--- WORK INSTRUCTIONS ---
Report how many lines in the records carry the string "this", and give no further text.
** DATASET EXTRACT follows **
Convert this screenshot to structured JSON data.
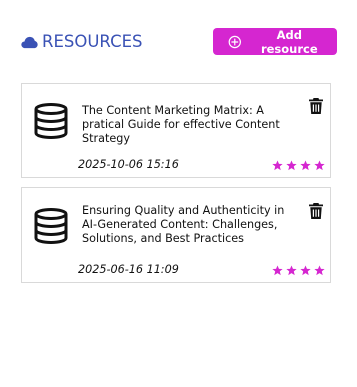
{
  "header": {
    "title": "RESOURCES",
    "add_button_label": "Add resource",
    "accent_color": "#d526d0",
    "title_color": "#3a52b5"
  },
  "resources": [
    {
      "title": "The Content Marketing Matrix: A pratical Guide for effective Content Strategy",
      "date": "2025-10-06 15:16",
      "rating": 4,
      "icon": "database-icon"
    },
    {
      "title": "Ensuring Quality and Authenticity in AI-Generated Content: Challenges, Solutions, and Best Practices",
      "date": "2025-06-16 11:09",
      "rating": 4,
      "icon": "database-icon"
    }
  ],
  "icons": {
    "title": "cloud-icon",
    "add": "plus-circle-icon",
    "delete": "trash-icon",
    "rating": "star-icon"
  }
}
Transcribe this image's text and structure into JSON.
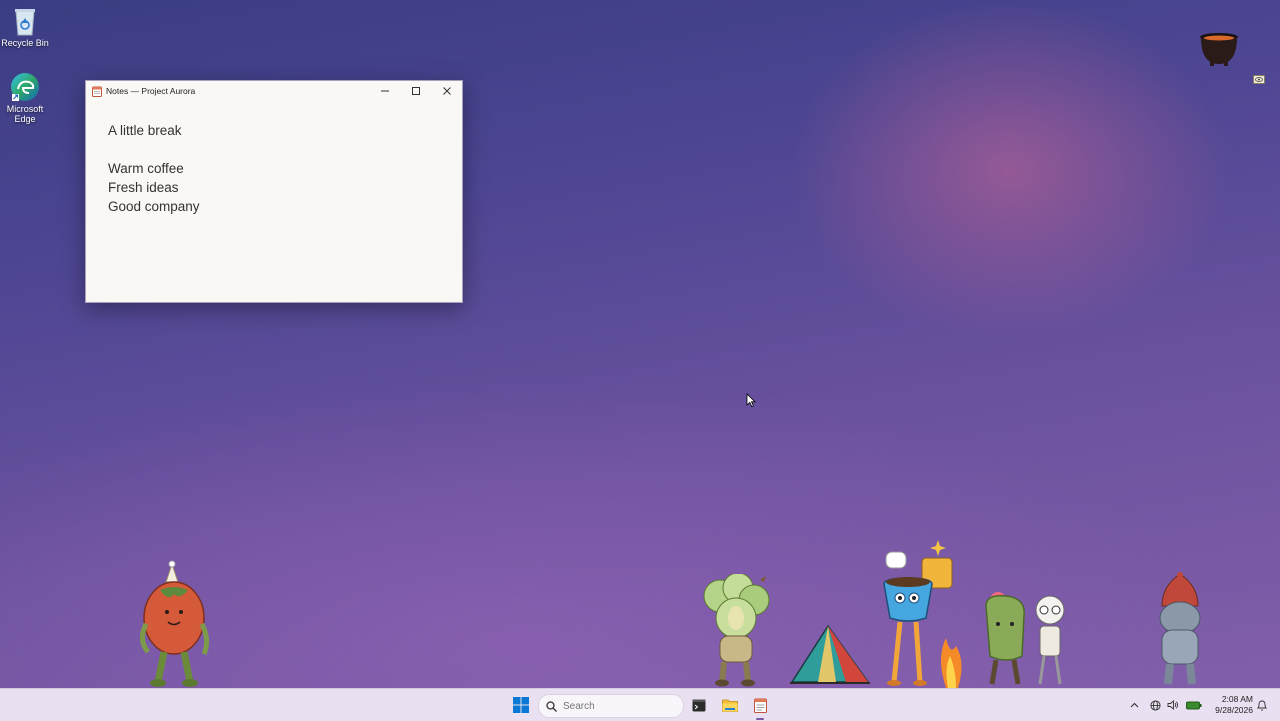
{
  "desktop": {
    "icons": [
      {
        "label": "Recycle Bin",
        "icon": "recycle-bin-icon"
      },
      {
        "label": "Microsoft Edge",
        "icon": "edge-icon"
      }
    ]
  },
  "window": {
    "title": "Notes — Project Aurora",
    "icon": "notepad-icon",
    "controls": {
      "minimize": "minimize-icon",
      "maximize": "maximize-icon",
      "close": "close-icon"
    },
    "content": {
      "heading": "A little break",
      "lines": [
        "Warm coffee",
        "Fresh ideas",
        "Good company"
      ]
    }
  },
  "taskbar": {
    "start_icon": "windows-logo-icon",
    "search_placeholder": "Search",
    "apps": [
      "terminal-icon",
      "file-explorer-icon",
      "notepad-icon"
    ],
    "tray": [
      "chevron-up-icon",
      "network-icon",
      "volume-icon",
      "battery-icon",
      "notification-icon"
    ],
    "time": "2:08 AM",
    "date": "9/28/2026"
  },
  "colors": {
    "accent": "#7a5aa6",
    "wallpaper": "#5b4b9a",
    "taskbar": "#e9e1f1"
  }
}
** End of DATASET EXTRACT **
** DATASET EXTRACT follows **
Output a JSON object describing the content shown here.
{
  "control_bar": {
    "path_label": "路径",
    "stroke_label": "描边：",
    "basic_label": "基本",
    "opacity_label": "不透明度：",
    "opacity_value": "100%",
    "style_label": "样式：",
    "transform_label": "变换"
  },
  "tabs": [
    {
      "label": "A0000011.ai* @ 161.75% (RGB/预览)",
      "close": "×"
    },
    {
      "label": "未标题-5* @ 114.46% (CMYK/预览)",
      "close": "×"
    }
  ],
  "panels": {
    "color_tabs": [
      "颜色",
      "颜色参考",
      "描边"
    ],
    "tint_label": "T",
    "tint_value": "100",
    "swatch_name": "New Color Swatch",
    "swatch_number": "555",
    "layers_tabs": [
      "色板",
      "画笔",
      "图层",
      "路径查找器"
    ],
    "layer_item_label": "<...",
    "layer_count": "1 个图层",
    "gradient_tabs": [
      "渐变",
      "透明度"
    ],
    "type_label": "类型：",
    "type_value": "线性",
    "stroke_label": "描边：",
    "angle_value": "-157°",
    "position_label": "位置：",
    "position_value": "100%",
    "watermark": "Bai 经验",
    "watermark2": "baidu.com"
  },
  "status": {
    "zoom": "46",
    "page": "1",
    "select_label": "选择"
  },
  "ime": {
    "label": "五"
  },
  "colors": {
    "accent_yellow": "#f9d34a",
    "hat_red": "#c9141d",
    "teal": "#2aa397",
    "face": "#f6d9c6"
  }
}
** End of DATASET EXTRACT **
--- SOLUTION TO THE EXERCISE ---
2